Palermo is a catchall for a rather nebulous and large chunk of northern Buenos Aires. It encompasses Palermo proper with its park system, Palermo Chico, Palermo Viejo, which is further divided into Palermo Soho and Palermo Hollywood, and Las Canitas, which is just to the side of the city's world-famous polo field.
Palermo proper is a neighborhood of parks filled with magnolias, pines, palms, and willows, where families picnic on weekends and couples stroll at sunset. Designed by French architect Charles Thays, the parks take their inspiration from London's Hyde Park and Paris's Bois de Boulogne. The prized attractions are the Zoological, Parque Tres Febrero, the Japanese Garden and Jardin Botanico.
There's plenty more for the art lover with the array of statues (often commemorating military heroes) and fountains. The high-rise apartments along Avenida del Libertador strike a contrast to much of the rest of the city. There are pockets of buildings that more closely resemble what you'd expect, Criollo-style or Art Deco-era flourishes, but the towering penthouse condos grab the attention with their even lines and symmetry.

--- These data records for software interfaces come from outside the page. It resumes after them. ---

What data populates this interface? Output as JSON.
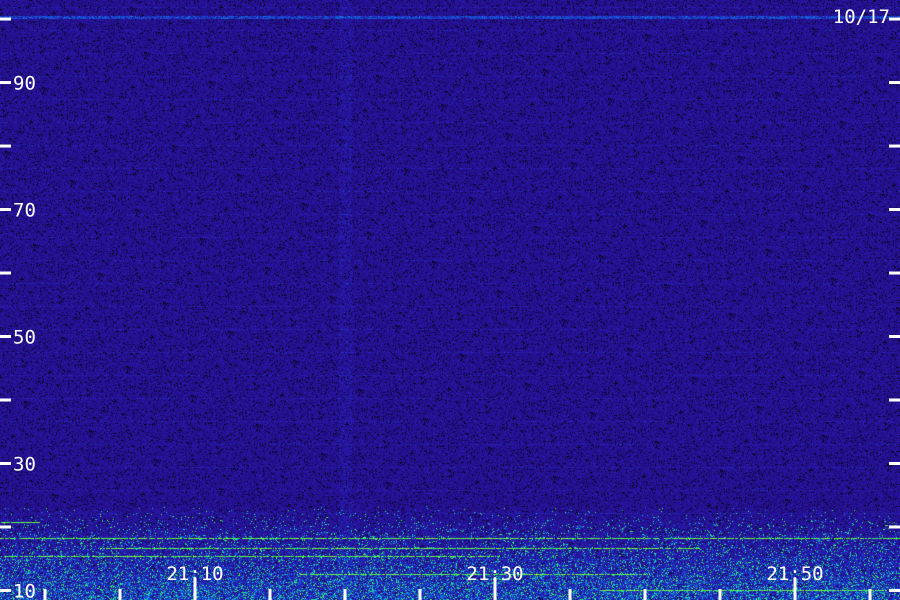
{
  "chart_data": {
    "type": "heatmap",
    "date_label": "10/17",
    "y_ticks": [
      {
        "value": 100,
        "label": ""
      },
      {
        "value": 90,
        "label": "90"
      },
      {
        "value": 80,
        "label": ""
      },
      {
        "value": 70,
        "label": "70"
      },
      {
        "value": 60,
        "label": ""
      },
      {
        "value": 50,
        "label": "50"
      },
      {
        "value": 40,
        "label": ""
      },
      {
        "value": 30,
        "label": "30"
      },
      {
        "value": 20,
        "label": ""
      },
      {
        "value": 10,
        "label": "10"
      }
    ],
    "ylim": [
      8.5,
      103
    ],
    "x_ticks": [
      {
        "value": "21:00",
        "label": ""
      },
      {
        "value": "21:05",
        "label": ""
      },
      {
        "value": "21:10",
        "label": "21:10"
      },
      {
        "value": "21:15",
        "label": ""
      },
      {
        "value": "21:20",
        "label": ""
      },
      {
        "value": "21:25",
        "label": ""
      },
      {
        "value": "21:30",
        "label": "21:30"
      },
      {
        "value": "21:35",
        "label": ""
      },
      {
        "value": "21:40",
        "label": ""
      },
      {
        "value": "21:45",
        "label": ""
      },
      {
        "value": "21:50",
        "label": "21:50"
      },
      {
        "value": "21:55",
        "label": ""
      }
    ],
    "xlim": [
      "20:57",
      "21:57"
    ],
    "colormap": [
      "#000000",
      "#1e0a6e",
      "#2a18b0",
      "#1060e0",
      "#10d0d0",
      "#40ff40",
      "#f0ff40"
    ],
    "grid": false
  }
}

I also had the chance to meander through Palermo Chico a bit. It's a pretty exclusive neighborhood of elegant mansions south of Libertador, with prices that were seemingly unaffected by the peso crisis. Other than the beauty of the homes and a few embassy buildings, this small set of streets tucked behind the MALBA (its acclaimed modern art museum) has little interest to most that don't live there. Alas, I'm a sucker for wandering. I couldn't help but take my time and, that I got to view this part of town in the springtime, made it all the sweeter as the colors were on full display.